Task instructions:
Find each line of the entries with the string "callout", please, and copy it.

(Collected data entries)
====
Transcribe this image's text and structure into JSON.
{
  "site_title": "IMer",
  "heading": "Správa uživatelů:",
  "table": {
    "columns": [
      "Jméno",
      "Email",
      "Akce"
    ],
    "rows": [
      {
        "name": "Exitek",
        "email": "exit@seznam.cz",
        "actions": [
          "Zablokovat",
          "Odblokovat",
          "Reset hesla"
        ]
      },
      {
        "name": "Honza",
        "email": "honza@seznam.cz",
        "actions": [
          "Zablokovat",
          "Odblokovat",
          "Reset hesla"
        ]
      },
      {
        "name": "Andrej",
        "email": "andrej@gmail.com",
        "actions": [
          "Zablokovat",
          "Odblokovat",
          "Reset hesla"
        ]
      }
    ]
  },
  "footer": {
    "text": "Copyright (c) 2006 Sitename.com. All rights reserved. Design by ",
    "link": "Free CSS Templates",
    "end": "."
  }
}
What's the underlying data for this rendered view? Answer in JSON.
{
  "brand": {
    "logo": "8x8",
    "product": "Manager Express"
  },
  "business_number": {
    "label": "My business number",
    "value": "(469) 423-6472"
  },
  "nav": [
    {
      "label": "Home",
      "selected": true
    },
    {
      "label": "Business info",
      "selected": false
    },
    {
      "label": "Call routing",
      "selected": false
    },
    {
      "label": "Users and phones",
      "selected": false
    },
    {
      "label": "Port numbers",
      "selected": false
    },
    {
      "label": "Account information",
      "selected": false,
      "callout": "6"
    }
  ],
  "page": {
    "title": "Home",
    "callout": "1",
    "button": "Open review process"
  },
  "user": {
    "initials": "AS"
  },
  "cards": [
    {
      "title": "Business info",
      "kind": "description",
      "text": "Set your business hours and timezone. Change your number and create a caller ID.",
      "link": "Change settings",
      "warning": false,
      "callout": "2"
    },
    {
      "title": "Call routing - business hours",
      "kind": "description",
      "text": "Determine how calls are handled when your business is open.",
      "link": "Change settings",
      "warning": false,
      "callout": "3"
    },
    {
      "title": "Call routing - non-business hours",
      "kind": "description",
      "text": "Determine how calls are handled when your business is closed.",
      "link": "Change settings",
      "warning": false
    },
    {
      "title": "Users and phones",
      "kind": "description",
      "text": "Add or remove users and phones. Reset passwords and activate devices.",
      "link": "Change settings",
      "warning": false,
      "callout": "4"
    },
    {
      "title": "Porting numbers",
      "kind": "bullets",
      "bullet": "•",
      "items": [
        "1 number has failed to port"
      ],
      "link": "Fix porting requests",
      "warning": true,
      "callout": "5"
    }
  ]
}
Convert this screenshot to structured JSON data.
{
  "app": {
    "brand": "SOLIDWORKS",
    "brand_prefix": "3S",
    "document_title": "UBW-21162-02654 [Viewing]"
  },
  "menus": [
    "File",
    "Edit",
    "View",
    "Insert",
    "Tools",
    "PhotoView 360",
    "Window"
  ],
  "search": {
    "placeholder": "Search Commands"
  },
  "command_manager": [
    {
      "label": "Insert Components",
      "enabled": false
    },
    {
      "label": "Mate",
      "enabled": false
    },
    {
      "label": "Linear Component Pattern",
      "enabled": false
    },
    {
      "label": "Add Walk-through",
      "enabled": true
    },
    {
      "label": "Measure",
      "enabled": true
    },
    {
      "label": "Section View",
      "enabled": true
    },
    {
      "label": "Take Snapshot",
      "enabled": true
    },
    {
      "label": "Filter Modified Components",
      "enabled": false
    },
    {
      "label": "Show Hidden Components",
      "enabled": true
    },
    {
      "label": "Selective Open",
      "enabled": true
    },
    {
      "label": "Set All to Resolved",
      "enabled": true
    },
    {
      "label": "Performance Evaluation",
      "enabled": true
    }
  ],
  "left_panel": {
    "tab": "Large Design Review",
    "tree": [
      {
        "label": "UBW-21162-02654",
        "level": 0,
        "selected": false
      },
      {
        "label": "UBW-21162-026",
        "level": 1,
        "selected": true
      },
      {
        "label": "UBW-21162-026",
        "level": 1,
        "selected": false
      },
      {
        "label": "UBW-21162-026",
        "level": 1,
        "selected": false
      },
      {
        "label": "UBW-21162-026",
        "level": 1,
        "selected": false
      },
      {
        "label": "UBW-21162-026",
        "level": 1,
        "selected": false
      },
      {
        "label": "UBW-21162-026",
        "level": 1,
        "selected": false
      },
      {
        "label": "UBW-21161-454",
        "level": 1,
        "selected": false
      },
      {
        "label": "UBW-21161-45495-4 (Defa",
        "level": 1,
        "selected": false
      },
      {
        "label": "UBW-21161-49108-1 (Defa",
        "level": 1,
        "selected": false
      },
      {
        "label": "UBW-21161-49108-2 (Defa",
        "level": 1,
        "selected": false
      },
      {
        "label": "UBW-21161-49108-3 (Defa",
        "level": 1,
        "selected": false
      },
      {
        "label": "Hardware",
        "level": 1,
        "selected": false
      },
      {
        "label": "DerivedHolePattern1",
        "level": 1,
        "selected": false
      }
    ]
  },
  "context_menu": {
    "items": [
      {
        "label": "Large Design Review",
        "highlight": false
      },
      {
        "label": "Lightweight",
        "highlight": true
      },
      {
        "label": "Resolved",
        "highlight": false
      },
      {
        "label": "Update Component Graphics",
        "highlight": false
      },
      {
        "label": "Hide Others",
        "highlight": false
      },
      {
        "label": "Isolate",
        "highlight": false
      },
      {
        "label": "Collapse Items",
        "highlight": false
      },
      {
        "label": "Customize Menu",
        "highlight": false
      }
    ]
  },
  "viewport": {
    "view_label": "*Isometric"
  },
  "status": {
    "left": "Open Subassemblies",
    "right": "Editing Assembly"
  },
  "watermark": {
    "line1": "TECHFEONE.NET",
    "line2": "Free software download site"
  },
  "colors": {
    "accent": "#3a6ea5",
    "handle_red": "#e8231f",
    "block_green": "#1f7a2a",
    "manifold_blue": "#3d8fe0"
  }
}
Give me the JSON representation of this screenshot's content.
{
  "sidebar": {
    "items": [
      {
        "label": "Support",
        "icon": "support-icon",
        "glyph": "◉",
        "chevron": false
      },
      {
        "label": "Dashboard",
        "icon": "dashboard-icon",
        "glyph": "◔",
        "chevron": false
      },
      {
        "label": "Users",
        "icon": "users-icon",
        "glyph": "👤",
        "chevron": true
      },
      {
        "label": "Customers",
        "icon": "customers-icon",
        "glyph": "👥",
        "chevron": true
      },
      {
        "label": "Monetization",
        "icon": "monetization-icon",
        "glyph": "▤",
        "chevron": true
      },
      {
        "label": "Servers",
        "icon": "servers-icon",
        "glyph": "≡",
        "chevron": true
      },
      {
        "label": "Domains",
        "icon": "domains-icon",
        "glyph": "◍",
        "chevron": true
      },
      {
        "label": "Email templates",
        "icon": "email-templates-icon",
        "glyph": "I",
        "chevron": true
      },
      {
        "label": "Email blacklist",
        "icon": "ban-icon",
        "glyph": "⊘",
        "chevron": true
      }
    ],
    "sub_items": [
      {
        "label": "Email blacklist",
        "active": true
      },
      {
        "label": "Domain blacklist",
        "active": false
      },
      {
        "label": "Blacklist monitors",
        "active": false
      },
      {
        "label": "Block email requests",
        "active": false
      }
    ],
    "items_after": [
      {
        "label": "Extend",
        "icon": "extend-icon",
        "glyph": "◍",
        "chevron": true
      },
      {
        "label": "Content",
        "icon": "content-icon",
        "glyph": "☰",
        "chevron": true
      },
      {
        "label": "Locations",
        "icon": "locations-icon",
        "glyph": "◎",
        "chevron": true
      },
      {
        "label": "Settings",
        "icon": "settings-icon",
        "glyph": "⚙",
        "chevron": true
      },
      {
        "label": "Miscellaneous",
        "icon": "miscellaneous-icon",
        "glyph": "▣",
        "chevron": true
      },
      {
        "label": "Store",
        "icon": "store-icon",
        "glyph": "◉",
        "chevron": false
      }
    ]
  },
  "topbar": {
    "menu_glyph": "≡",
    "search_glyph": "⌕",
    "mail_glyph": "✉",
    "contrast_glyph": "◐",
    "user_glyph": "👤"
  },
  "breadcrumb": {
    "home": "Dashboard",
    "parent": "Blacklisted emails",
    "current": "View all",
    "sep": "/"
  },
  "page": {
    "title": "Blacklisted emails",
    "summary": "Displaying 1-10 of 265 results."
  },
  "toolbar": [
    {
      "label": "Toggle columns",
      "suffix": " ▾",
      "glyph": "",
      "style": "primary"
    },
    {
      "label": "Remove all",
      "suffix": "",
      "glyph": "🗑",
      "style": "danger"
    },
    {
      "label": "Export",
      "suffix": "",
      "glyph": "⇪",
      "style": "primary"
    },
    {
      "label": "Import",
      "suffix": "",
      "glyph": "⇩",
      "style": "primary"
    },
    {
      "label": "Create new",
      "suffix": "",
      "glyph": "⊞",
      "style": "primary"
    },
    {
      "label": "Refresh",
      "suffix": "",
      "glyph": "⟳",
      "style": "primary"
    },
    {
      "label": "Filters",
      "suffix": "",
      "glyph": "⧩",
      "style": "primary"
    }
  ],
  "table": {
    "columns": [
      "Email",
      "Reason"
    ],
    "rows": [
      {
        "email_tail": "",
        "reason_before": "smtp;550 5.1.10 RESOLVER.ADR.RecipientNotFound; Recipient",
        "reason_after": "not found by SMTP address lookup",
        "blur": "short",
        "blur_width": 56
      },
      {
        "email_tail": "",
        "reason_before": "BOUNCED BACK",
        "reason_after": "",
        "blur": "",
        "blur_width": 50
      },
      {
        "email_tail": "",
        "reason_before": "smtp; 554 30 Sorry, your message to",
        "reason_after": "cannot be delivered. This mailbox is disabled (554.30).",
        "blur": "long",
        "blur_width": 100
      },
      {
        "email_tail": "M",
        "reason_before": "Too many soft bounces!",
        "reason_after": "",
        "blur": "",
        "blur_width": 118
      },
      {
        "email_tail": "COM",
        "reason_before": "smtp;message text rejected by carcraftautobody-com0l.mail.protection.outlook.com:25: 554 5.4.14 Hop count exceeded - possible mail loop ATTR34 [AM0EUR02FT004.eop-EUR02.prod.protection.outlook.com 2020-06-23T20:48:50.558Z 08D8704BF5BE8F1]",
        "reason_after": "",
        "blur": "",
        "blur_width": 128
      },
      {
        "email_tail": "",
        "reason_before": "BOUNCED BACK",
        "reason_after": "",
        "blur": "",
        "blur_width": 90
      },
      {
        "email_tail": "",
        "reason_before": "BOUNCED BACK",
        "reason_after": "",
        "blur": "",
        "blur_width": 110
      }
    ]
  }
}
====
Written reply:
      "callout": "6"
    "callout": "1",
      "callout": "2"
      "callout": "3"
      "callout": "4"
      "callout": "5"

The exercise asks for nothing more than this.